Data Block Start
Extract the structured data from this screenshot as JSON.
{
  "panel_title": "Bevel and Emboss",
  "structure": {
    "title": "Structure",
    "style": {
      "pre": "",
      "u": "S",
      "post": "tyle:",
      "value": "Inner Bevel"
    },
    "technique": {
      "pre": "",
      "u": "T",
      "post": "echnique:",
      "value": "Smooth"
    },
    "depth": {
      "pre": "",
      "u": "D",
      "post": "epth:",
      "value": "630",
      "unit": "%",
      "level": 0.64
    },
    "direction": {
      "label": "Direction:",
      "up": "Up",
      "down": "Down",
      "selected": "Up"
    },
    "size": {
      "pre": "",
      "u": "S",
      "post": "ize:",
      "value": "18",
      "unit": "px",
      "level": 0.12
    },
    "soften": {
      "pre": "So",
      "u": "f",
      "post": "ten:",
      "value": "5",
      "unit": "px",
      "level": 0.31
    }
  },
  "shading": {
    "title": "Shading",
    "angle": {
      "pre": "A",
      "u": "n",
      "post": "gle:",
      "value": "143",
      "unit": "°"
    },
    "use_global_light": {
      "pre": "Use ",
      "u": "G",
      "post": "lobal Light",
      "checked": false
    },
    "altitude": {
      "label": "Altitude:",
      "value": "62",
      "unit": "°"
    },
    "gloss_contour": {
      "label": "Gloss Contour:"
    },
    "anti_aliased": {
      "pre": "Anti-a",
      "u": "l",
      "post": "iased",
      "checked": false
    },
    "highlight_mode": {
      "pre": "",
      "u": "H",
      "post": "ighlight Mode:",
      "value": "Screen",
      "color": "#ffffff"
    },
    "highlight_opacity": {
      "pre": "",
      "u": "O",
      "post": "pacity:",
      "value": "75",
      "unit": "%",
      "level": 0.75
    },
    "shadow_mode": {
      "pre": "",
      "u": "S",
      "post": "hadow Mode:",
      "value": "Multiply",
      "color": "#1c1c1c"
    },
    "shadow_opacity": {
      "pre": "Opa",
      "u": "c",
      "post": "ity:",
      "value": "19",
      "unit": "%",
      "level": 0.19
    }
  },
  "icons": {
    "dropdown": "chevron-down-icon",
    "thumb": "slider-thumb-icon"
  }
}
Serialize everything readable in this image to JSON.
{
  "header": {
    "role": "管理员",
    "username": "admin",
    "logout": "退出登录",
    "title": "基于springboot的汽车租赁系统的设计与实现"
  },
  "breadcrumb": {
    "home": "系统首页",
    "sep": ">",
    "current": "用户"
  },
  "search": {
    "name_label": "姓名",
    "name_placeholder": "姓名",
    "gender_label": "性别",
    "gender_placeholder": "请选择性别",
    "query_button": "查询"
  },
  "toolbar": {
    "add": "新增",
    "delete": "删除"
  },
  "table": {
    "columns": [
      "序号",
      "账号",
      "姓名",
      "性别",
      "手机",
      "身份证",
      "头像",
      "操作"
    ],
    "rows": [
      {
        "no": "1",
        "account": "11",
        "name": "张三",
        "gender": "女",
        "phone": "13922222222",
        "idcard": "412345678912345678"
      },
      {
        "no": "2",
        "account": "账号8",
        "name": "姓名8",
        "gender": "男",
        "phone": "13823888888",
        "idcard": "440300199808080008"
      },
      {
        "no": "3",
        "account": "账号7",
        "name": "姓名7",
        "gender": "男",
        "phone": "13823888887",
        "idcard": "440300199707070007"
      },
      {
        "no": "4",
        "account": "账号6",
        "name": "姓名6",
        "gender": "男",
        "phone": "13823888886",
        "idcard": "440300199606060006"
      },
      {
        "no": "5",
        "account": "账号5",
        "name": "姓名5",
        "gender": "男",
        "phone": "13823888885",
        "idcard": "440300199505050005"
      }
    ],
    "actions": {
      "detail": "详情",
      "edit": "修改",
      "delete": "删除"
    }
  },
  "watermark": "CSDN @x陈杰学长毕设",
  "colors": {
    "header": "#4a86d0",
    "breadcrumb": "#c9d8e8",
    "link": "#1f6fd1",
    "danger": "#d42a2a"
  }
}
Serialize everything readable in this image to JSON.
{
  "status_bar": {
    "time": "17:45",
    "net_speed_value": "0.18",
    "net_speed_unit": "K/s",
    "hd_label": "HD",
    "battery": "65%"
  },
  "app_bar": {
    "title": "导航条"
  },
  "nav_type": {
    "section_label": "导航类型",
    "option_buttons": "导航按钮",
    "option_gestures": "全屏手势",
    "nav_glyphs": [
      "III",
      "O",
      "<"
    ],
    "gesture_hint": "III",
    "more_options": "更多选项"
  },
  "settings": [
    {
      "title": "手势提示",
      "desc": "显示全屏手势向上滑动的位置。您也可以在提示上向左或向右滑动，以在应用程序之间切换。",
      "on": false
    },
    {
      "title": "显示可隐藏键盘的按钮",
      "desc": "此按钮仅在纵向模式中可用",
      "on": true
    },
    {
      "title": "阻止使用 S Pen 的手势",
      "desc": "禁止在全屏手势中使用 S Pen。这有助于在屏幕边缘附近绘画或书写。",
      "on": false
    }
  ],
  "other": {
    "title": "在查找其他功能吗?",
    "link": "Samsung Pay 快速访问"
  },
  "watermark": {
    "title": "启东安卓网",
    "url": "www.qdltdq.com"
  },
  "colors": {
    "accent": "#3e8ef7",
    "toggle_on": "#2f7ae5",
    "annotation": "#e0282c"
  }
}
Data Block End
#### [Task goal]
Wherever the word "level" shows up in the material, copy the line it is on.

#### [Final answer]
      "level": 0.64
      "level": 0.12
      "level": 0.31
      "level": 0.75
      "level": 0.19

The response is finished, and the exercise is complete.